(Items from a dataset)

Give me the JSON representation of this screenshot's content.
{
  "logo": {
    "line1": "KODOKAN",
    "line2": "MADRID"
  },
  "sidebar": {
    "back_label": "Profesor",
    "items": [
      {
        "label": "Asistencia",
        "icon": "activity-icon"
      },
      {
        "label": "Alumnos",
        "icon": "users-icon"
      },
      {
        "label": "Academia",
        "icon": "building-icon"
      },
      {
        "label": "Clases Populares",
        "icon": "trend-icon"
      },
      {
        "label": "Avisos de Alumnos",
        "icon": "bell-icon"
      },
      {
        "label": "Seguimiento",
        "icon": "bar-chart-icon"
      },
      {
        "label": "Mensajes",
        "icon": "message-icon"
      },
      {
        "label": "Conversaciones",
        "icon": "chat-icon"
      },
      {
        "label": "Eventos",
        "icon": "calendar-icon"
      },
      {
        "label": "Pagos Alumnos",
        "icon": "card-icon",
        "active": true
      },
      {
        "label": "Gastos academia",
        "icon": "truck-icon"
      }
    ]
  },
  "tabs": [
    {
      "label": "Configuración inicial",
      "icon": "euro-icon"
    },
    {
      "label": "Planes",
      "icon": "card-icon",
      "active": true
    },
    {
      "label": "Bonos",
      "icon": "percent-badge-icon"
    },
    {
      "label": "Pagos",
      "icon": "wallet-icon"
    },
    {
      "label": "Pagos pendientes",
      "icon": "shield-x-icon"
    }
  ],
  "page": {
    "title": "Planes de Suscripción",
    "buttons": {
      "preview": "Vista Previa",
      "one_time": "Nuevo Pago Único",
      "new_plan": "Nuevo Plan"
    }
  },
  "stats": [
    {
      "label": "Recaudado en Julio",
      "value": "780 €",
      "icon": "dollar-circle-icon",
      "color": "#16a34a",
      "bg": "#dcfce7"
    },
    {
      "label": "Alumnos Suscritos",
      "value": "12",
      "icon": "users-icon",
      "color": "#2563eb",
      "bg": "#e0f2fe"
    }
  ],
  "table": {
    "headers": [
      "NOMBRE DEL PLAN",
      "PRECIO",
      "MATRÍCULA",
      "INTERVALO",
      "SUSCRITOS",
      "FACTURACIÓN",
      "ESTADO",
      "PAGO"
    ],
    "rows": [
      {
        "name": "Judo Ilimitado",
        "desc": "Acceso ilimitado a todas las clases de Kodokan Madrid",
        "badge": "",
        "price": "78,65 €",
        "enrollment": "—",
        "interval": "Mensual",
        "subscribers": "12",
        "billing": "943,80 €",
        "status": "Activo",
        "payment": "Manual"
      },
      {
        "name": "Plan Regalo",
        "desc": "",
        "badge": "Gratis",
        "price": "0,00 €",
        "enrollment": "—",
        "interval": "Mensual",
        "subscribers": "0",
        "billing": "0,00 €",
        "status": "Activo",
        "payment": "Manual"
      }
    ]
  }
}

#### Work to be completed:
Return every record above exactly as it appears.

#### Expected output:
Give me the JSON representation of this screenshot's content.
{
  "logo": {
    "line1": "KODOKAN",
    "line2": "MADRID"
  },
  "sidebar": {
    "back_label": "Profesor",
    "items": [
      {
        "label": "Asistencia",
        "icon": "activity-icon"
      },
      {
        "label": "Alumnos",
        "icon": "users-icon"
      },
      {
        "label": "Academia",
        "icon": "building-icon"
      },
      {
        "label": "Clases Populares",
        "icon": "trend-icon"
      },
      {
        "label": "Avisos de Alumnos",
        "icon": "bell-icon"
      },
      {
        "label": "Seguimiento",
        "icon": "bar-chart-icon"
      },
      {
        "label": "Mensajes",
        "icon": "message-icon"
      },
      {
        "label": "Conversaciones",
        "icon": "chat-icon"
      },
      {
        "label": "Eventos",
        "icon": "calendar-icon"
      },
      {
        "label": "Pagos Alumnos",
        "icon": "card-icon",
        "active": true
      },
      {
        "label": "Gastos academia",
        "icon": "truck-icon"
      }
    ]
  },
  "tabs": [
    {
      "label": "Configuración inicial",
      "icon": "euro-icon"
    },
    {
      "label": "Planes",
      "icon": "card-icon",
      "active": true
    },
    {
      "label": "Bonos",
      "icon": "percent-badge-icon"
    },
    {
      "label": "Pagos",
      "icon": "wallet-icon"
    },
    {
      "label": "Pagos pendientes",
      "icon": "shield-x-icon"
    }
  ],
  "page": {
    "title": "Planes de Suscripción",
    "buttons": {
      "preview": "Vista Previa",
      "one_time": "Nuevo Pago Único",
      "new_plan": "Nuevo Plan"
    }
  },
  "stats": [
    {
      "label": "Recaudado en Julio",
      "value": "780 €",
      "icon": "dollar-circle-icon",
      "color": "#16a34a",
      "bg": "#dcfce7"
    },
    {
      "label": "Alumnos Suscritos",
      "value": "12",
      "icon": "users-icon",
      "color": "#2563eb",
      "bg": "#e0f2fe"
    }
  ],
  "table": {
    "headers": [
      "NOMBRE DEL PLAN",
      "PRECIO",
      "MATRÍCULA",
      "INTERVALO",
      "SUSCRITOS",
      "FACTURACIÓN",
      "ESTADO",
      "PAGO"
    ],
    "rows": [
      {
        "name": "Judo Ilimitado",
        "desc": "Acceso ilimitado a todas las clases de Kodokan Madrid",
        "badge": "",
        "price": "78,65 €",
        "enrollment": "—",
        "interval": "Mensual",
        "subscribers": "12",
        "billing": "943,80 €",
        "status": "Activo",
        "payment": "Manual"
      },
      {
        "name": "Plan Regalo",
        "desc": "",
        "badge": "Gratis",
        "price": "0,00 €",
        "enrollment": "—",
        "interval": "Mensual",
        "subscribers": "0",
        "billing": "0,00 €",
        "status": "Activo",
        "payment": "Manual"
      }
    ]
  }
}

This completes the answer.